What is expected
Check every line of the material below for the string "Obtain", and return the ones that have it.

----------

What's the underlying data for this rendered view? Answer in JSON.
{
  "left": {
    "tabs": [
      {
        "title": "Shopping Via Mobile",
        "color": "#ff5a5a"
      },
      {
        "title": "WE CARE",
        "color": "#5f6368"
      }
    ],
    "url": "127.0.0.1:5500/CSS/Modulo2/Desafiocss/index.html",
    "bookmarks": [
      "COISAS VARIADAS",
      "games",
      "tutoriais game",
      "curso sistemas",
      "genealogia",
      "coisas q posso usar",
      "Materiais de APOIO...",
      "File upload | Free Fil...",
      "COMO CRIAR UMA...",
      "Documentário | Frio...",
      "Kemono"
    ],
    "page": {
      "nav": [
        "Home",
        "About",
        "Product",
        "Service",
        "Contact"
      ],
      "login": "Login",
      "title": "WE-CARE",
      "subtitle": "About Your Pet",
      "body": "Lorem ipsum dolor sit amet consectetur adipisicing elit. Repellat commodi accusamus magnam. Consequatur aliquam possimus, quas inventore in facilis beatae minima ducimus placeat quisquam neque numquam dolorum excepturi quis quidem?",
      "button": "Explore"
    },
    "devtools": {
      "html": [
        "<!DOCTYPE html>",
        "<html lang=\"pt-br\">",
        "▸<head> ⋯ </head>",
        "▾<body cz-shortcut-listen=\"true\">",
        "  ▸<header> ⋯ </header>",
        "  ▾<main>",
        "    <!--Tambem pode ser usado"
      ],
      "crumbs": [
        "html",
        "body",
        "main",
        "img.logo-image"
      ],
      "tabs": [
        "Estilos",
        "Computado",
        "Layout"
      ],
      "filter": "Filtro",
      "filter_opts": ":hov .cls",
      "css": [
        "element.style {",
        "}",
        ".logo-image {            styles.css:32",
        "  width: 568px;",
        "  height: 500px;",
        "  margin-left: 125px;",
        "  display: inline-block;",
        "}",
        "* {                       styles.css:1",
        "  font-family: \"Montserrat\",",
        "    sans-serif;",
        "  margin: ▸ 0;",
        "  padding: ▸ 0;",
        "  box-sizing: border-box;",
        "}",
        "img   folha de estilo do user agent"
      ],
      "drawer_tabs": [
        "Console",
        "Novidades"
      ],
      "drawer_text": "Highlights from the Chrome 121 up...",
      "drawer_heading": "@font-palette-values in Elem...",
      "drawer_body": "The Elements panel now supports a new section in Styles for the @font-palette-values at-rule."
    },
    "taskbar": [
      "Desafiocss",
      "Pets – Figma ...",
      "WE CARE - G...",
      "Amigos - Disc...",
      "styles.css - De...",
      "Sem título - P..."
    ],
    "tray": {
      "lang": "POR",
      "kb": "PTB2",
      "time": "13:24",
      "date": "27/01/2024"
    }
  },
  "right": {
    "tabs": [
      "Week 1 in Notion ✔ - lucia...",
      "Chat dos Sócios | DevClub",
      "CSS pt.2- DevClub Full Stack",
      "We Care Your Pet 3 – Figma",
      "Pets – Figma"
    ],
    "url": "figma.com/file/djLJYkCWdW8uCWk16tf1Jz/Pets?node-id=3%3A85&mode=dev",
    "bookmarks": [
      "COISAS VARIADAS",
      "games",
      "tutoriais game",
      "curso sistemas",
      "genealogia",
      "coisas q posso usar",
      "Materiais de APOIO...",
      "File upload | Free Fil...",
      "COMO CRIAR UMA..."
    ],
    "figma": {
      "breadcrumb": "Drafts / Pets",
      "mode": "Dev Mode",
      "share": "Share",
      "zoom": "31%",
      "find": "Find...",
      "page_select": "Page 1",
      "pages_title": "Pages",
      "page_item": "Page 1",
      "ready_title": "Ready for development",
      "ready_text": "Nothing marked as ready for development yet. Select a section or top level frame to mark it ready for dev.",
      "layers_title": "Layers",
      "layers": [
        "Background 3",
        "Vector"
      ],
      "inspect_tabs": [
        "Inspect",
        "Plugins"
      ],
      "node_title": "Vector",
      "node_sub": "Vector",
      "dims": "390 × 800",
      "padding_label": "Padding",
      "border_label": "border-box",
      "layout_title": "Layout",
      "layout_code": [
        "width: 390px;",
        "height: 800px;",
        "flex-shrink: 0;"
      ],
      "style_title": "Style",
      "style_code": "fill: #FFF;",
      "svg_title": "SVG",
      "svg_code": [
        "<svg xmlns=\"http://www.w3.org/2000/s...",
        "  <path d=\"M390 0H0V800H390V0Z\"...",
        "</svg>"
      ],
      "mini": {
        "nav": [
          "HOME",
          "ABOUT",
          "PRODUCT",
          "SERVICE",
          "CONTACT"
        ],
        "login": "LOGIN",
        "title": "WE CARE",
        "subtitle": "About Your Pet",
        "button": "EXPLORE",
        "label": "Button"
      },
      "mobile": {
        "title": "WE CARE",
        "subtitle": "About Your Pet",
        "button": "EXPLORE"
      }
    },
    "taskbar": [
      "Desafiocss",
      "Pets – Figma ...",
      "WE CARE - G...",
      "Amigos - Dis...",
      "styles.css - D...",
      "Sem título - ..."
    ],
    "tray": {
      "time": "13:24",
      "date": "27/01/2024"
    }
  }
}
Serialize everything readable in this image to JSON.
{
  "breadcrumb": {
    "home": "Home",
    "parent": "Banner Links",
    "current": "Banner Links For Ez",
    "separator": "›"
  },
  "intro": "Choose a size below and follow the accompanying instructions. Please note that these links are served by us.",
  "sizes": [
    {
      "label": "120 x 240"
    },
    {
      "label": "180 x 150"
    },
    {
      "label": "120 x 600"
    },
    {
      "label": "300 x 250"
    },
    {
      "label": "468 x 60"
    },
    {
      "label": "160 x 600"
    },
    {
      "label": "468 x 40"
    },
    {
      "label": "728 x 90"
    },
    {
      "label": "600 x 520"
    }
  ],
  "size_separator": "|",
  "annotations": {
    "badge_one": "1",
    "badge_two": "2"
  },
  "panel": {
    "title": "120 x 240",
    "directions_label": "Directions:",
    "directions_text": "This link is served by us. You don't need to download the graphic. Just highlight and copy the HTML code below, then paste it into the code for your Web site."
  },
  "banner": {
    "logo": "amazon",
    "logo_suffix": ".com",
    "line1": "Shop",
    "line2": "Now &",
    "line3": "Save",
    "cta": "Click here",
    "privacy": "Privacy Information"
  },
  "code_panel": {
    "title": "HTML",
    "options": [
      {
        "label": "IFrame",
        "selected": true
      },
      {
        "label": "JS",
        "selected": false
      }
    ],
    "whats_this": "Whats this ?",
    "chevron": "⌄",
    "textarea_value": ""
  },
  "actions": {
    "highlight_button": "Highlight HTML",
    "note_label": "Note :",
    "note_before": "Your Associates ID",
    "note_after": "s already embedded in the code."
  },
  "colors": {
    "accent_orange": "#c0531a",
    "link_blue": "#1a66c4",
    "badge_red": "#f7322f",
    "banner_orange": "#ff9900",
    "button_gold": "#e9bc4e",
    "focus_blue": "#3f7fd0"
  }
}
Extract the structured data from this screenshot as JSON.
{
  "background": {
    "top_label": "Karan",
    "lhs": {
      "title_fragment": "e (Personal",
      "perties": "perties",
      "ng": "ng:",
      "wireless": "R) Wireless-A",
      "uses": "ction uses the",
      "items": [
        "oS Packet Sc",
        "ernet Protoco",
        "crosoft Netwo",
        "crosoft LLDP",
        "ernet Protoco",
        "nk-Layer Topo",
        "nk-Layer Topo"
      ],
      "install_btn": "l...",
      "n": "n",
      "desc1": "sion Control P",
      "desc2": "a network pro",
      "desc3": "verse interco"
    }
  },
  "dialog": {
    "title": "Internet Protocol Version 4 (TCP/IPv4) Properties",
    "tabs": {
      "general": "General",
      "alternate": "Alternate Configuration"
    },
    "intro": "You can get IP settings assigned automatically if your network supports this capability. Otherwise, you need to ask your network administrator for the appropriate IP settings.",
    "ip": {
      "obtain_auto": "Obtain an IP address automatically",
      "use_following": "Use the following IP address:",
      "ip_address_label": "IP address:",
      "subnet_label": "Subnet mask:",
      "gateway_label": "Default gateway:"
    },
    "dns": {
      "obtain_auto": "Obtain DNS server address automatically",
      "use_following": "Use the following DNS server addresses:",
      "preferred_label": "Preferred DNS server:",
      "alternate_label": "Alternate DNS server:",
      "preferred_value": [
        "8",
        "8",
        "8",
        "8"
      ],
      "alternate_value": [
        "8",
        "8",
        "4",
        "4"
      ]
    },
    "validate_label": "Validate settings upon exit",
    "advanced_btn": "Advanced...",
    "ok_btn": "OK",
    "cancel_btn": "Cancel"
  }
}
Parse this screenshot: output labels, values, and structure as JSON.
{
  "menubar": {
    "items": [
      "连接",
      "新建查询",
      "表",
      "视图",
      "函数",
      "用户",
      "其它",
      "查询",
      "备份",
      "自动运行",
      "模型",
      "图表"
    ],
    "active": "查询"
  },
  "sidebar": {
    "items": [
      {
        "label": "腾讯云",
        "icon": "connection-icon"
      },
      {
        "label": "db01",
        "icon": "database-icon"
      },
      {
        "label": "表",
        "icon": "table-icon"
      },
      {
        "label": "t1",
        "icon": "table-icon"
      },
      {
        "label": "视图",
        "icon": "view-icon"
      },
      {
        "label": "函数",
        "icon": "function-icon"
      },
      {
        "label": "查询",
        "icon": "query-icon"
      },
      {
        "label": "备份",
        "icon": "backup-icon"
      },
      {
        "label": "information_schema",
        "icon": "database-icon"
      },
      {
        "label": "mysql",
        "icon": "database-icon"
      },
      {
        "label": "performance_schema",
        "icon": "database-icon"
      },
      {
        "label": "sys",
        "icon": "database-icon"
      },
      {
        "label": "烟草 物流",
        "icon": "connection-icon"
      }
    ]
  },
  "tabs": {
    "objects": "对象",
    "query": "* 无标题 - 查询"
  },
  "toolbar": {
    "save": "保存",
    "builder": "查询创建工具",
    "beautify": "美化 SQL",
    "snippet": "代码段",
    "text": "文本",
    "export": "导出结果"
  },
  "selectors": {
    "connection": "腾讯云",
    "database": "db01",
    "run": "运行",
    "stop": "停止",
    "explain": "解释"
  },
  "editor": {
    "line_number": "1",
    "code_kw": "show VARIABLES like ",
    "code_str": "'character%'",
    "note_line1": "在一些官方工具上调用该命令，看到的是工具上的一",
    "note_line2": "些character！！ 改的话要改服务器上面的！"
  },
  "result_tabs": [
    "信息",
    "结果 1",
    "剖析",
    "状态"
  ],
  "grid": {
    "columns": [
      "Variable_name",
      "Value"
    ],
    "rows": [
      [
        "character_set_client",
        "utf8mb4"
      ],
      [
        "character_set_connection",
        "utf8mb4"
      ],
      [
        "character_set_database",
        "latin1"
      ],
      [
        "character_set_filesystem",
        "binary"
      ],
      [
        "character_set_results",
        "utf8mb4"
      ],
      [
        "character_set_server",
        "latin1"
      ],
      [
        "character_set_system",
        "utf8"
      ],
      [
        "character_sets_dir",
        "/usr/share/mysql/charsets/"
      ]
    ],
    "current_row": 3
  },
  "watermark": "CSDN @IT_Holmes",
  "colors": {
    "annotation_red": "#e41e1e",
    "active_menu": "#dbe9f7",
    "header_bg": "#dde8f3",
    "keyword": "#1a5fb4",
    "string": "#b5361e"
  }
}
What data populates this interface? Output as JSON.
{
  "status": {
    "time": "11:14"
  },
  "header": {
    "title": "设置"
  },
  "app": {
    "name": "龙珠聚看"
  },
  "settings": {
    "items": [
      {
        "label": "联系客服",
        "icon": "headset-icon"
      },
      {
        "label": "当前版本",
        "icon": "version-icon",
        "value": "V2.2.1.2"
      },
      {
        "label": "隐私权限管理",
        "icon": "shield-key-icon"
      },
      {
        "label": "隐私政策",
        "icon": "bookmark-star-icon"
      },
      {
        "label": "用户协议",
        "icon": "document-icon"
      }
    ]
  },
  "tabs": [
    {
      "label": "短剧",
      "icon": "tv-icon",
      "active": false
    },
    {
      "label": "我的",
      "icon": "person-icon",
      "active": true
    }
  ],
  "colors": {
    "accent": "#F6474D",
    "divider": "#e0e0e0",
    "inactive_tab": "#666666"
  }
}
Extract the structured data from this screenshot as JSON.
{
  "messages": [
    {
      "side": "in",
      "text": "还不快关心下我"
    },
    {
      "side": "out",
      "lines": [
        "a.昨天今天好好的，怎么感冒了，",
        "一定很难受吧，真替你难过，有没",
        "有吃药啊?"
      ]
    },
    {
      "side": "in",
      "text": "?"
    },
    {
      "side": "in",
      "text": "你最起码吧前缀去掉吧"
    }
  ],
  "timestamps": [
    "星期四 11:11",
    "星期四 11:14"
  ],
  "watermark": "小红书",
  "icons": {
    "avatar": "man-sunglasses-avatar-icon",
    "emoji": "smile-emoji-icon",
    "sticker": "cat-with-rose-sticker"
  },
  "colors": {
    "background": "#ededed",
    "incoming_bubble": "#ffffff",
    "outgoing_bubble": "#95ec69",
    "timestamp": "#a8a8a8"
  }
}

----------

Task output
      "obtain_auto": "Obtain an IP address automatically",
      "obtain_auto": "Obtain DNS server address automatically",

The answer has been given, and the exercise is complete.